● **Requirement**
Which lines in the data below contain the string "JSON"? Show each one.

● **Data listing**
____________________

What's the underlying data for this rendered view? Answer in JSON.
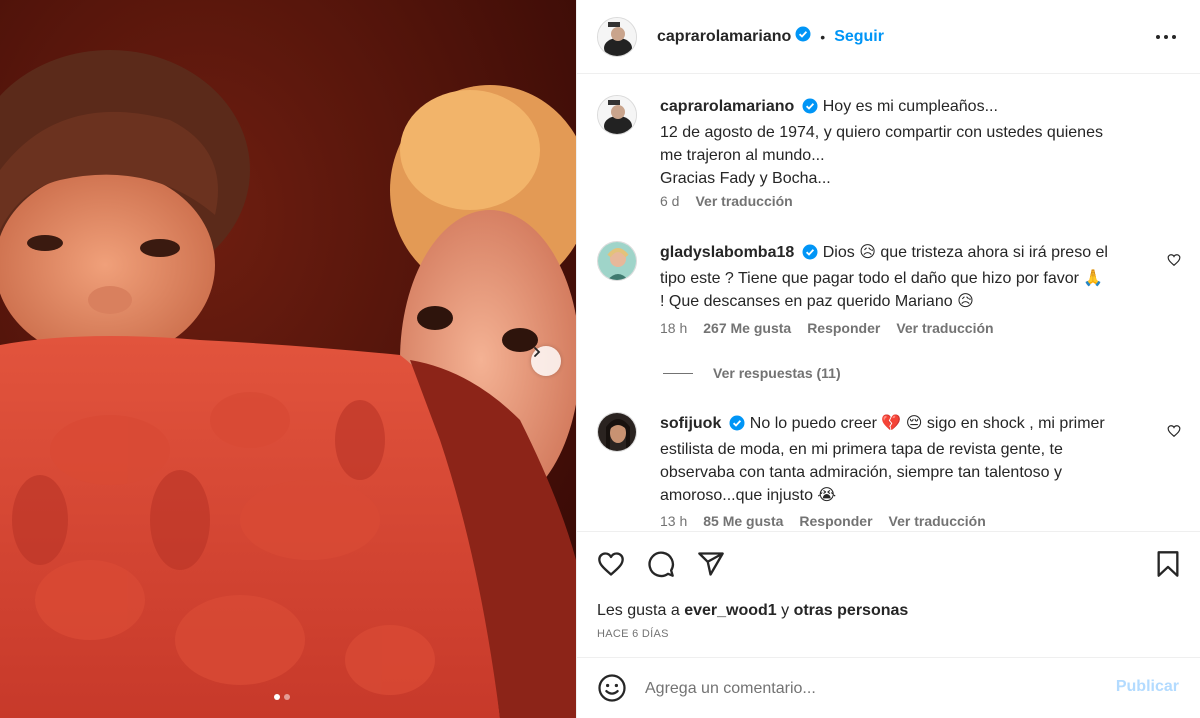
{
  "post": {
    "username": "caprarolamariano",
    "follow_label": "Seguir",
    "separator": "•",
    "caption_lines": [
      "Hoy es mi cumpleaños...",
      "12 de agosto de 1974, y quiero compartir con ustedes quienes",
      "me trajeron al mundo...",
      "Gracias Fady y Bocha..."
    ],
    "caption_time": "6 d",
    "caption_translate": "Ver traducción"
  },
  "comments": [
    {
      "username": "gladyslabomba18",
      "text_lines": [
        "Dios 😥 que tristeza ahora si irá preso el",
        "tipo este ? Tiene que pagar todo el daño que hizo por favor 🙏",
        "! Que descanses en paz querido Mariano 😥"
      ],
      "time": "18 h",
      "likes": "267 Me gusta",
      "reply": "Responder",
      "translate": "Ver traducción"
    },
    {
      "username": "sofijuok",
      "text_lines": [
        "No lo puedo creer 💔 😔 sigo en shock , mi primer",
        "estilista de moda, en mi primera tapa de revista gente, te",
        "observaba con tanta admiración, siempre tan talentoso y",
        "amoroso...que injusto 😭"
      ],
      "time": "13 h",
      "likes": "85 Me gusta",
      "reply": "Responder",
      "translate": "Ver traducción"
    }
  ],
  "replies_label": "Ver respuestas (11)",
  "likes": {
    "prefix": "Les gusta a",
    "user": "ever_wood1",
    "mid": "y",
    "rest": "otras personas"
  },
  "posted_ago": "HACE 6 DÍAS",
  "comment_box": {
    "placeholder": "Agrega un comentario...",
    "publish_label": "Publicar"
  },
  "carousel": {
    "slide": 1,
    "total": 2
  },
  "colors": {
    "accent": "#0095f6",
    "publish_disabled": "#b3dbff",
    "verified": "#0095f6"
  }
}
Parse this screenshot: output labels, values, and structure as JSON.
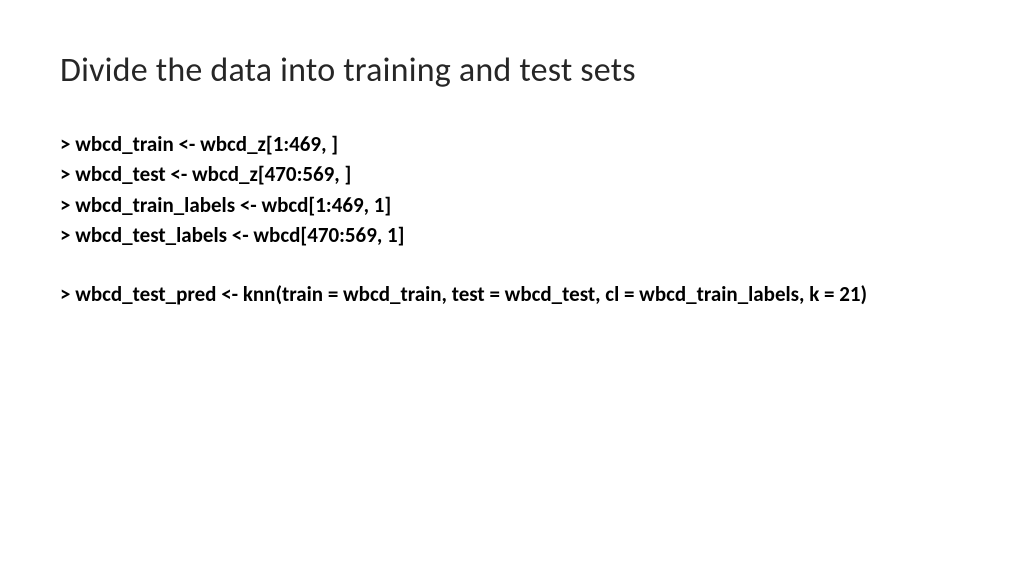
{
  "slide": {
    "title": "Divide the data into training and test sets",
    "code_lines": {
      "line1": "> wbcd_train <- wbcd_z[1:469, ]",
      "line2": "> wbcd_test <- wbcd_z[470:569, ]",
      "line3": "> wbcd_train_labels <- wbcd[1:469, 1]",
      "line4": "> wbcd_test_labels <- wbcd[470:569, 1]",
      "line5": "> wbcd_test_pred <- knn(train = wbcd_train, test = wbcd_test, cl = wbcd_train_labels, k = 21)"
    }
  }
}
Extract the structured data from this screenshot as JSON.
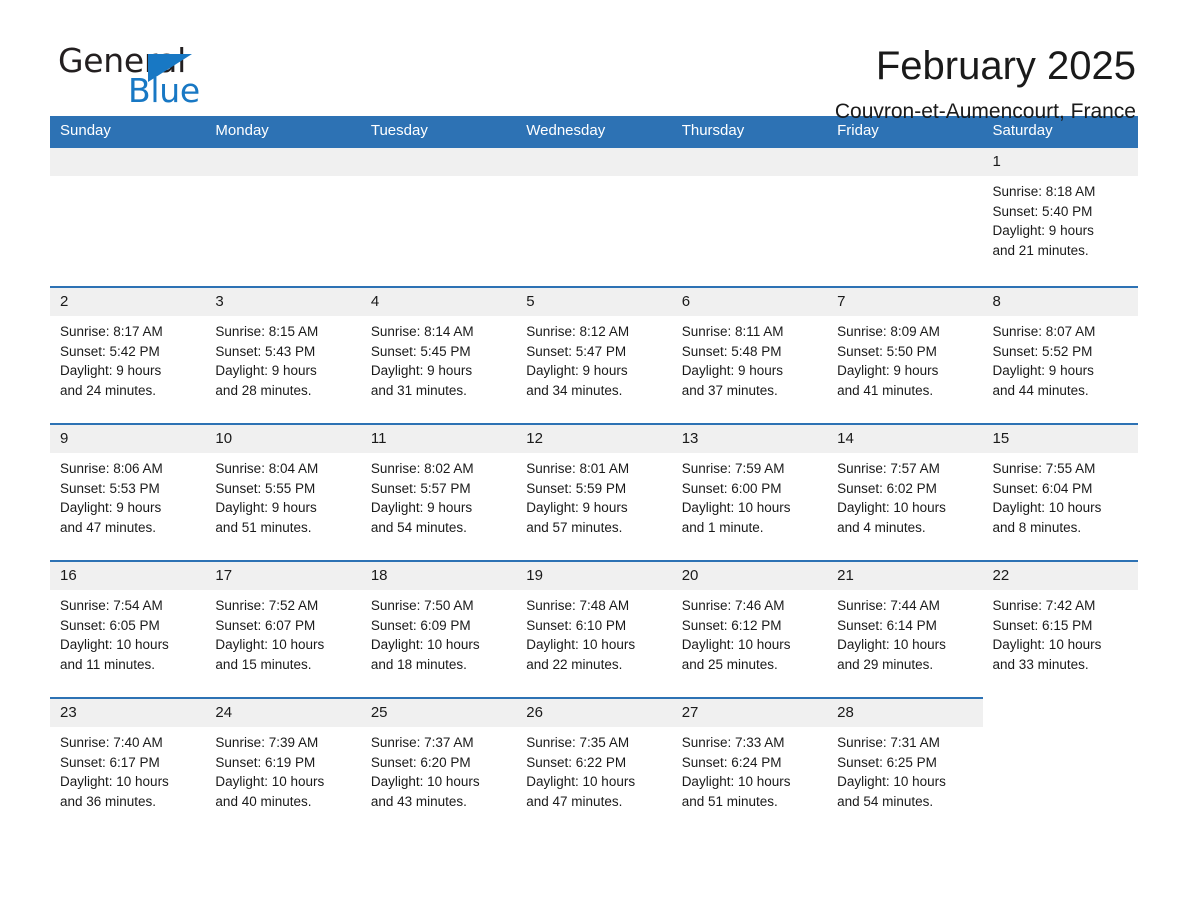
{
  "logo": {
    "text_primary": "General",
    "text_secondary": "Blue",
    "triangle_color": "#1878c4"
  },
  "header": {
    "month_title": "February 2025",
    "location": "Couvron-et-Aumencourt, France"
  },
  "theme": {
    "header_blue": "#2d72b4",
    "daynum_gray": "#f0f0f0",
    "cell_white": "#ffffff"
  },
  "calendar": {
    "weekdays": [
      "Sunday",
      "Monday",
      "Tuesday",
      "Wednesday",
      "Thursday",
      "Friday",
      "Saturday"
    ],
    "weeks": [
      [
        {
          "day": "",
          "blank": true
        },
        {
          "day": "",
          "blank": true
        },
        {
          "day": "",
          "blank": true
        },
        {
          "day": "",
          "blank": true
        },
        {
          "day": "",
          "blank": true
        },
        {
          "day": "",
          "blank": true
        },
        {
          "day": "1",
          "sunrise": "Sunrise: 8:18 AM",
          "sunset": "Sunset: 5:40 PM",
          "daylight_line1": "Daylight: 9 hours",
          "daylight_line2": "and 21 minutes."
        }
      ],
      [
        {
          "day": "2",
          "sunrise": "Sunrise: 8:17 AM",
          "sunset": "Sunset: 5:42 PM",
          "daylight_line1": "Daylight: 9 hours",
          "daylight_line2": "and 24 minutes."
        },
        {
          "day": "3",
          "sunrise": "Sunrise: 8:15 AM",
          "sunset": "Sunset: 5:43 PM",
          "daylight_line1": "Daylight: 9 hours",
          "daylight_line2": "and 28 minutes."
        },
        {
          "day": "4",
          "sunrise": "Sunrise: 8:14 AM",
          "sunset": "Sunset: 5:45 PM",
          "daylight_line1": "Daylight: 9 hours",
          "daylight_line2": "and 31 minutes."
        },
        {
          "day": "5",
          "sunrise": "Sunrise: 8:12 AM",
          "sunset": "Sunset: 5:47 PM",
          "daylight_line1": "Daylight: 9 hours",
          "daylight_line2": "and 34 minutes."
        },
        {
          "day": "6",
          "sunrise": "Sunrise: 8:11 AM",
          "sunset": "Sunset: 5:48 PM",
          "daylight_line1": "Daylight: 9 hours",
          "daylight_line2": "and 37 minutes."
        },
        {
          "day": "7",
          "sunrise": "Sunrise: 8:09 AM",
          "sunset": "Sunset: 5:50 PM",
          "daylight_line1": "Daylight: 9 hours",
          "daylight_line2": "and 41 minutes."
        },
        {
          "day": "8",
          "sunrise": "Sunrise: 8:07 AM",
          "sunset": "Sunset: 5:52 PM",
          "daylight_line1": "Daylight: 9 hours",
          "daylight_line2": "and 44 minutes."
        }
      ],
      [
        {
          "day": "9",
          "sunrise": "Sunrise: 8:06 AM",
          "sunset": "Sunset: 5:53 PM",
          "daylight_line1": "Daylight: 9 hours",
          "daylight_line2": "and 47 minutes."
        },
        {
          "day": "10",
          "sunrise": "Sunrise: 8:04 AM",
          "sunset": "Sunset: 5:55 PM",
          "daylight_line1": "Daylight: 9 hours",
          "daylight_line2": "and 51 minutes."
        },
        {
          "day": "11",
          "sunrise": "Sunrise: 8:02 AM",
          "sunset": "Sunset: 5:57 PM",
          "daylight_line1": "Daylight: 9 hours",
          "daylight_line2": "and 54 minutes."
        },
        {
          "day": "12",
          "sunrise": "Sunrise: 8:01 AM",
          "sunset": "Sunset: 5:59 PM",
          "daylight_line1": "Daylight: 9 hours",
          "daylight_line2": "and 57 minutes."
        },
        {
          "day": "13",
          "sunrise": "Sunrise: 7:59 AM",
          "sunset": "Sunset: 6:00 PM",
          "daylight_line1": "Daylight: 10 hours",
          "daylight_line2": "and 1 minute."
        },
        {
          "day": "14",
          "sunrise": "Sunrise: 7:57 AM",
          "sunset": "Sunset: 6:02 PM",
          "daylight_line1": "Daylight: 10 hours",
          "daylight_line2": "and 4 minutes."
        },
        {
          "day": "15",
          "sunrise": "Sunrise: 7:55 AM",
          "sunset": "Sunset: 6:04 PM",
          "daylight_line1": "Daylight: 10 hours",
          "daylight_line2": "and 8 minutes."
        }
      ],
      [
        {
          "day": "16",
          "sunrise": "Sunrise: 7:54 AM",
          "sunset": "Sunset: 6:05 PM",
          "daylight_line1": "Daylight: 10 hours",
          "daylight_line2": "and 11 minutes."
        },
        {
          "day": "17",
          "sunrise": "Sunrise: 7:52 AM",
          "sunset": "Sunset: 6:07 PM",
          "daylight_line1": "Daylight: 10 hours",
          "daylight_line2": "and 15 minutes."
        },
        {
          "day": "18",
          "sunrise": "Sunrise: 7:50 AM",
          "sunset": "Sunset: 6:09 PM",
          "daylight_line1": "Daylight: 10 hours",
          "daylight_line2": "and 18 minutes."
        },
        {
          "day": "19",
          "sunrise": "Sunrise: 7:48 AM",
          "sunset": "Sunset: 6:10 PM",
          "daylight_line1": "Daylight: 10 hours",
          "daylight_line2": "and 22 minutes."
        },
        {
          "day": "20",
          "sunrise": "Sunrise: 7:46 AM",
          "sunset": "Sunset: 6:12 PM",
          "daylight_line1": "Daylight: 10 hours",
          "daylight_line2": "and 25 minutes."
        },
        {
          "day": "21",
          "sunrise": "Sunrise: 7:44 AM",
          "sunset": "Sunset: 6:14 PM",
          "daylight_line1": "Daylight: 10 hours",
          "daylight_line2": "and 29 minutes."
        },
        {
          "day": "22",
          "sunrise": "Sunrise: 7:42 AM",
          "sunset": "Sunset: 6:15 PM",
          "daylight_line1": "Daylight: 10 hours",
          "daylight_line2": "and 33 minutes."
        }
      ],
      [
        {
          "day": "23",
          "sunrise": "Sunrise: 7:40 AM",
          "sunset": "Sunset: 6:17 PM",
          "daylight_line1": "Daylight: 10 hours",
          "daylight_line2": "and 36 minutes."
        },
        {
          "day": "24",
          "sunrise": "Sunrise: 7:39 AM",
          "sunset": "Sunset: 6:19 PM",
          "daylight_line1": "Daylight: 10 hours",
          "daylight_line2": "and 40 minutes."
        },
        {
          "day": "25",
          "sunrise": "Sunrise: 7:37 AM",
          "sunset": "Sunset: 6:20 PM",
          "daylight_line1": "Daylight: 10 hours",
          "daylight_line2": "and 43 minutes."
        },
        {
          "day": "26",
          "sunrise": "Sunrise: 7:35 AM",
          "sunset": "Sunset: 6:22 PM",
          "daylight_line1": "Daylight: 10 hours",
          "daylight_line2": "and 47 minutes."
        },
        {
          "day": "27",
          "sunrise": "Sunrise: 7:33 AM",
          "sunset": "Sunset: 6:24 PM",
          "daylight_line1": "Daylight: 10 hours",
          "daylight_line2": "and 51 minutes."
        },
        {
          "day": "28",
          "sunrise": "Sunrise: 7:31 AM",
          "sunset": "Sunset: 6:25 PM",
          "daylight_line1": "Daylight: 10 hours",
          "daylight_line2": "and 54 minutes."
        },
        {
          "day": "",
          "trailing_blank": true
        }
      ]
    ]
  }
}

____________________

● **Solution to this exercise**
What's the underlying data for this rendered view? Answer in JSON.
Parse this screenshot: output labels, values, and structure as JSON.
Extract the structured data from this screenshot as JSON.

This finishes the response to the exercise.